• Task objective
Repeat the whole listing, keeping every word and every line intact.
=== Dataset ===
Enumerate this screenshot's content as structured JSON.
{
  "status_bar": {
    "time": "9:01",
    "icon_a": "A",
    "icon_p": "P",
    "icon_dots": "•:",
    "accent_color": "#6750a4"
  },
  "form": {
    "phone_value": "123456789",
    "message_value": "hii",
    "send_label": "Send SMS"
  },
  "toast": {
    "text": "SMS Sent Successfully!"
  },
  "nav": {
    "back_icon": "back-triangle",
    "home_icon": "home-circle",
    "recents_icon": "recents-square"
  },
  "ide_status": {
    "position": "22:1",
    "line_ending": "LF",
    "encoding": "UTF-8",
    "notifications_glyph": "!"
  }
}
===
• Exercise output
Enumerate this screenshot's content as structured JSON.
{
  "status_bar": {
    "time": "9:01",
    "icon_a": "A",
    "icon_p": "P",
    "icon_dots": "•:",
    "accent_color": "#6750a4"
  },
  "form": {
    "phone_value": "123456789",
    "message_value": "hii",
    "send_label": "Send SMS"
  },
  "toast": {
    "text": "SMS Sent Successfully!"
  },
  "nav": {
    "back_icon": "back-triangle",
    "home_icon": "home-circle",
    "recents_icon": "recents-square"
  },
  "ide_status": {
    "position": "22:1",
    "line_ending": "LF",
    "encoding": "UTF-8",
    "notifications_glyph": "!"
  }
}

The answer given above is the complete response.